WedMD has an article about a possible link between the HPV Virus and subsequent diagnoses of squamous cell and basal cell carcinoma. The article reports findings from research published in the British Medical Journal.
This is a link to the full BMJ research paper which, not surprisingly, reports nuanced and careful findings that cannot be easily translated and simplified. Among other things, the findings are qualified by the specific type of HPV virus and the specific type of carcinoma.
And just to show you how perilous it is to reach any medical or scientific conclusion simply from a quick reading of a headline or article title, take a look at the two headlines from WedMD and from BMJ (British Medical Journal).
They seem clear enough. One can easily imagine someone glancing at the headline, registering the finding, and moving on. The only problem is that farther down in each article, the authors report that people on long-term steroid medications for chronic conditions such as rheumatoid arthritis and asthma are at special higher risk of HPV-associated skin cancer.
My health science colleagues will almost certainly have quickly realized that these drugs have a mild, immunity-suppressing effect. In fact, HPVs have already been linked to skin cancer in transplant patients on immune-suppressing therapy and in people with a genetic disease (epidermodysplasia verruciformis) that suppresses immune responses.
But do you see how quickly a headlined “finding” got more complicated?
Which leads to an ongoing serious problem: Medical findings, when reported in the quick, brief manner typical of the mass media, are almost never treated with the nuance they deserve. The public reads a headline about an alleged connection between “virus A” and “heart ailment B” and almost automatically leaps to a belief in a direct, causal elationship:
“Oh no, I had virus A so I am going to get heart ailment B!”
Those of you in the health or social sciences, though, already know where I am headed. The connection might be complex and involve multiple variables. All sorts of other intervening variables might also be at work complicating the possible causal relationship.
And, while all of these findings might be clear in the actual research article, few of them find their way into media coverage.
In this hypothetical example, it almost certainly would be a very specific genus of virus A and a specific type of heart ailment B. And the connection might only be seen in people of certain ages and even certain ethnic backgrounds. And the correlation might or might not rise to the level of clear, unambiguous causation.
This would be just another standard media critique, but something quite serious is at stake. Many news consumers, for good or bad, will be using these findings to reach conclusions and take action. And in the case of health and science news, even highly educated, statistically literate consumers very well might not read the actual research article with all of the qualifications.
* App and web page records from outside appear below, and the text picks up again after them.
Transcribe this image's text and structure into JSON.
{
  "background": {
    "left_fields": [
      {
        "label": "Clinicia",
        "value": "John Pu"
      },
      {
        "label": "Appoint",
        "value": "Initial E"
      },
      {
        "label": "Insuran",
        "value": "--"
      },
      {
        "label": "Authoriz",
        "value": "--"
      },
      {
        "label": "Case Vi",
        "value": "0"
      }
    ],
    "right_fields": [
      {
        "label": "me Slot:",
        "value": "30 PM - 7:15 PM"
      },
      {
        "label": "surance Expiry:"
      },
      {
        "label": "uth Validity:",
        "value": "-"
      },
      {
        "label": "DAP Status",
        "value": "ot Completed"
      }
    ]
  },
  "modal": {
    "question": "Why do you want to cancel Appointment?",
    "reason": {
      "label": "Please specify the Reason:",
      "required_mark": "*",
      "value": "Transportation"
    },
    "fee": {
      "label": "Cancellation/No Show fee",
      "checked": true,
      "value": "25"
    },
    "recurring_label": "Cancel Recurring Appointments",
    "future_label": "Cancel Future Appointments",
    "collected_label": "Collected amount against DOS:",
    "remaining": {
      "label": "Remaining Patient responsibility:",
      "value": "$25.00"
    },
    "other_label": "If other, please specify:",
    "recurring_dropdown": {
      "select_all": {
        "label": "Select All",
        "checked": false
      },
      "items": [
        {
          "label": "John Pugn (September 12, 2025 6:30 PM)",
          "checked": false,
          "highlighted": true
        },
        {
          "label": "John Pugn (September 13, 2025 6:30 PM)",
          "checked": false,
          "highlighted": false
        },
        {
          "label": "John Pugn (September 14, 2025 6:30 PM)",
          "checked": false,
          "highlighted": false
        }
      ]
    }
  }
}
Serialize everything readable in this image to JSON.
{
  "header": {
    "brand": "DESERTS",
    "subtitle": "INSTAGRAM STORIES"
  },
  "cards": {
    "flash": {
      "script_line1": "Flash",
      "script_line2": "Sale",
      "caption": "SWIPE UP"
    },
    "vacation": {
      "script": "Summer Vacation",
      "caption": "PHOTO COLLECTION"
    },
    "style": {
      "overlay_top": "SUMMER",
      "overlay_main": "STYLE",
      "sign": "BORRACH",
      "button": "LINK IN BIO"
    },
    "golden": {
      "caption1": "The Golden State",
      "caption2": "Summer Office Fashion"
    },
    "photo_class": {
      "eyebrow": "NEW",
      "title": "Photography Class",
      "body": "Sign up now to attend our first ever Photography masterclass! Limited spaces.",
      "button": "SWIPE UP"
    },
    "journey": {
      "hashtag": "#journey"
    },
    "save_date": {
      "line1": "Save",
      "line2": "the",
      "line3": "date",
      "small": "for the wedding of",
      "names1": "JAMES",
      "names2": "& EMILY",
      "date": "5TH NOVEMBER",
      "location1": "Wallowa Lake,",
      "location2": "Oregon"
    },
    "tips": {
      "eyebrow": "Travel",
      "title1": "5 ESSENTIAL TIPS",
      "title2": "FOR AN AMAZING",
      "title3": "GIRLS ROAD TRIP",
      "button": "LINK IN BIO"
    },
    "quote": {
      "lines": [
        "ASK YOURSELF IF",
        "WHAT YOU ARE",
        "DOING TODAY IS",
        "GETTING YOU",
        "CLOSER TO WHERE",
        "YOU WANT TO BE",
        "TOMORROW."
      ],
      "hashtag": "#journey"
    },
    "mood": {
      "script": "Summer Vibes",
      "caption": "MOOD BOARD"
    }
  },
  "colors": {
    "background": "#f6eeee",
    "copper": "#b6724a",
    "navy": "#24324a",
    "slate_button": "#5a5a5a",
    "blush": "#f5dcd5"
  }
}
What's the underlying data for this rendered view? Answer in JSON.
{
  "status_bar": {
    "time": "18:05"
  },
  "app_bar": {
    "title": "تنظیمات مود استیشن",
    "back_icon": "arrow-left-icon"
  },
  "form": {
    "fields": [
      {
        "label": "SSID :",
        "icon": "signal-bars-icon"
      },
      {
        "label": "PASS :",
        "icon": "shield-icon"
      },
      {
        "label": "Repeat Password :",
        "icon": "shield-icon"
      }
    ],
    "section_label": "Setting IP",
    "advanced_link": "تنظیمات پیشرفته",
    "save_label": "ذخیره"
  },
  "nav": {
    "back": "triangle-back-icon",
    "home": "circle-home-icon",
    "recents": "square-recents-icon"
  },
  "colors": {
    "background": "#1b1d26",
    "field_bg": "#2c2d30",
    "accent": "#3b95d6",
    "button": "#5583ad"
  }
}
I can’t suggest an easy solution, although I do strongly feel that we need to be concerned about statistical literacy and the place of statistics in everything from elementary to higher education. It is astounding how much news — not only health and science — rests on embedded assumptions about correlation, causation, frequency distributions, variance, and all the rest.
Armed with such knowledge, people might begin to see that in many cases, the alarming headline they have seen isn’t actually as alarming as they might think.
Without better statistical literacy, we will continue to be plagued by social panics and anxiety about alleged perils that simply don;t hold up to statistical scrutiny.
It happens that every guy I know who has gotten a slightly elevated PSA test is also a frequent eater of chicken. But we can’t assume that …….
Steve, stop! They get the point.